**Exercise objective**
An exact copy of the data is required. No picture may appear in it.
##### Provided data
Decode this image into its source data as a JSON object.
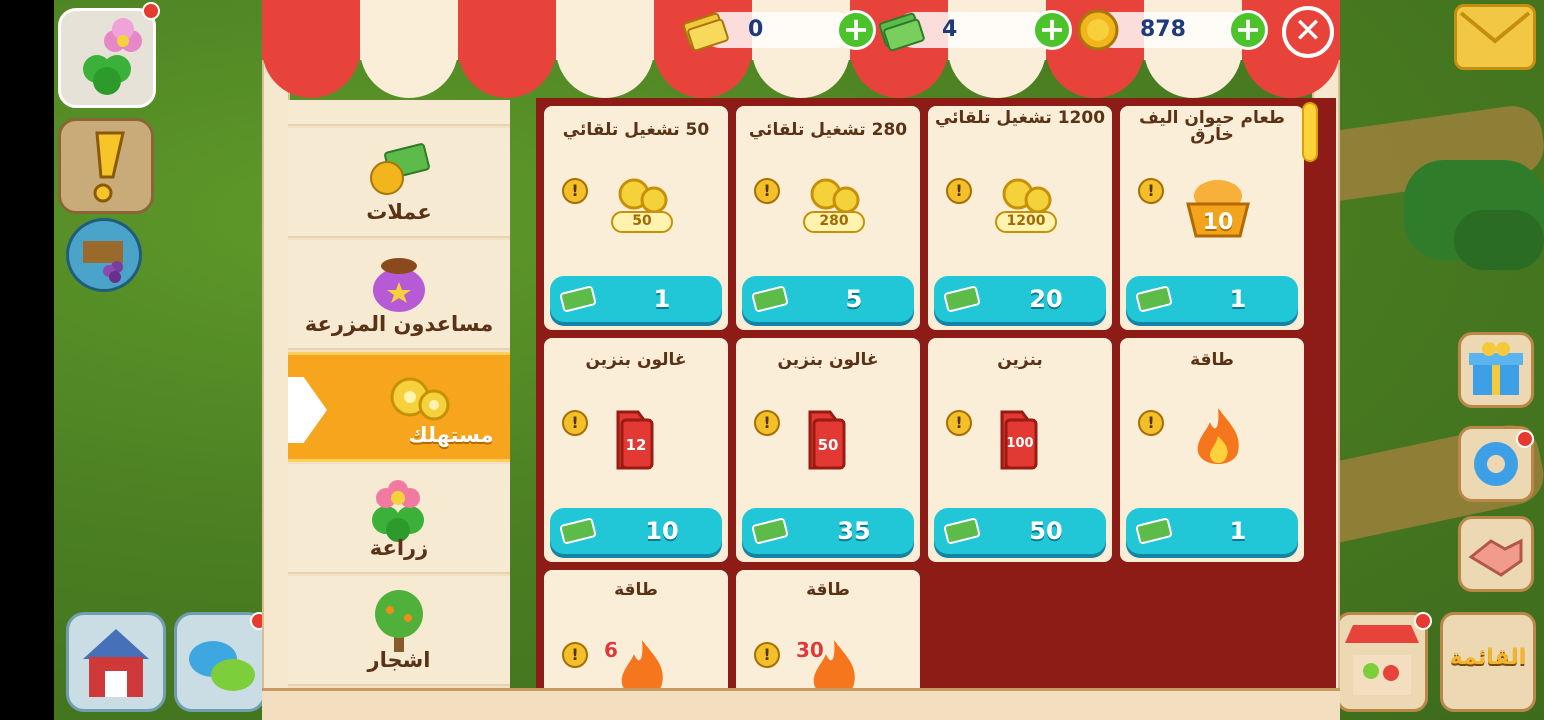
{
  "currencies": [
    {
      "name": "cash-bundle",
      "value": "0",
      "color": "#f2c83a"
    },
    {
      "name": "cash-money",
      "value": "4",
      "color": "#4caf50"
    },
    {
      "name": "coins",
      "value": "878",
      "color": "#f2b51c"
    }
  ],
  "categories": [
    {
      "label": "عملات",
      "icon": "cash-coins-icon",
      "active": false
    },
    {
      "label": "مساعدون المزرعة",
      "icon": "magic-bag-icon",
      "active": false
    },
    {
      "label": "مستهلك",
      "icon": "gears-icon",
      "active": true
    },
    {
      "label": "زراعة",
      "icon": "flower-icon",
      "active": false
    },
    {
      "label": "اشجار",
      "icon": "tree-icon",
      "active": false
    }
  ],
  "items": [
    {
      "title": "50 تشغيل تلقائي",
      "price": "1",
      "icon": "autorun-gears-icon",
      "badge": "50"
    },
    {
      "title": "280 تشغيل تلقائي",
      "price": "5",
      "icon": "autorun-gears-icon",
      "badge": "280"
    },
    {
      "title": "1200 تشغيل تلقائي",
      "price": "20",
      "icon": "autorun-gears-icon",
      "badge": "1200"
    },
    {
      "title": "طعام حيوان اليف خارق",
      "price": "1",
      "icon": "pet-food-bowl-icon",
      "badge": "10"
    },
    {
      "title": "غالون بنزين",
      "price": "10",
      "icon": "fuel-can-icon",
      "badge": "12"
    },
    {
      "title": "غالون بنزين",
      "price": "35",
      "icon": "fuel-can-icon",
      "badge": "50"
    },
    {
      "title": "بنزين",
      "price": "50",
      "icon": "fuel-can-icon",
      "badge": "100"
    },
    {
      "title": "طاقة",
      "price": "1",
      "icon": "fire-icon",
      "badge": ""
    },
    {
      "title": "طاقة",
      "price": "",
      "icon": "fire-icon",
      "badge": "6"
    },
    {
      "title": "طاقة",
      "price": "",
      "icon": "fire-icon",
      "badge": "30"
    }
  ],
  "menu_label": "القائمة",
  "info_glyph": "!",
  "plus_glyph": "+",
  "close_glyph": "✕"
}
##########
**Written answer**
Decode this image into its source data as a JSON object.
{
  "currencies": [
    {
      "name": "cash-bundle",
      "value": "0",
      "color": "#f2c83a"
    },
    {
      "name": "cash-money",
      "value": "4",
      "color": "#4caf50"
    },
    {
      "name": "coins",
      "value": "878",
      "color": "#f2b51c"
    }
  ],
  "categories": [
    {
      "label": "عملات",
      "icon": "cash-coins-icon",
      "active": false
    },
    {
      "label": "مساعدون المزرعة",
      "icon": "magic-bag-icon",
      "active": false
    },
    {
      "label": "مستهلك",
      "icon": "gears-icon",
      "active": true
    },
    {
      "label": "زراعة",
      "icon": "flower-icon",
      "active": false
    },
    {
      "label": "اشجار",
      "icon": "tree-icon",
      "active": false
    }
  ],
  "items": [
    {
      "title": "50 تشغيل تلقائي",
      "price": "1",
      "icon": "autorun-gears-icon",
      "badge": "50"
    },
    {
      "title": "280 تشغيل تلقائي",
      "price": "5",
      "icon": "autorun-gears-icon",
      "badge": "280"
    },
    {
      "title": "1200 تشغيل تلقائي",
      "price": "20",
      "icon": "autorun-gears-icon",
      "badge": "1200"
    },
    {
      "title": "طعام حيوان اليف خارق",
      "price": "1",
      "icon": "pet-food-bowl-icon",
      "badge": "10"
    },
    {
      "title": "غالون بنزين",
      "price": "10",
      "icon": "fuel-can-icon",
      "badge": "12"
    },
    {
      "title": "غالون بنزين",
      "price": "35",
      "icon": "fuel-can-icon",
      "badge": "50"
    },
    {
      "title": "بنزين",
      "price": "50",
      "icon": "fuel-can-icon",
      "badge": "100"
    },
    {
      "title": "طاقة",
      "price": "1",
      "icon": "fire-icon",
      "badge": ""
    },
    {
      "title": "طاقة",
      "price": "",
      "icon": "fire-icon",
      "badge": "6"
    },
    {
      "title": "طاقة",
      "price": "",
      "icon": "fire-icon",
      "badge": "30"
    }
  ],
  "menu_label": "القائمة",
  "info_glyph": "!",
  "plus_glyph": "+",
  "close_glyph": "✕"
}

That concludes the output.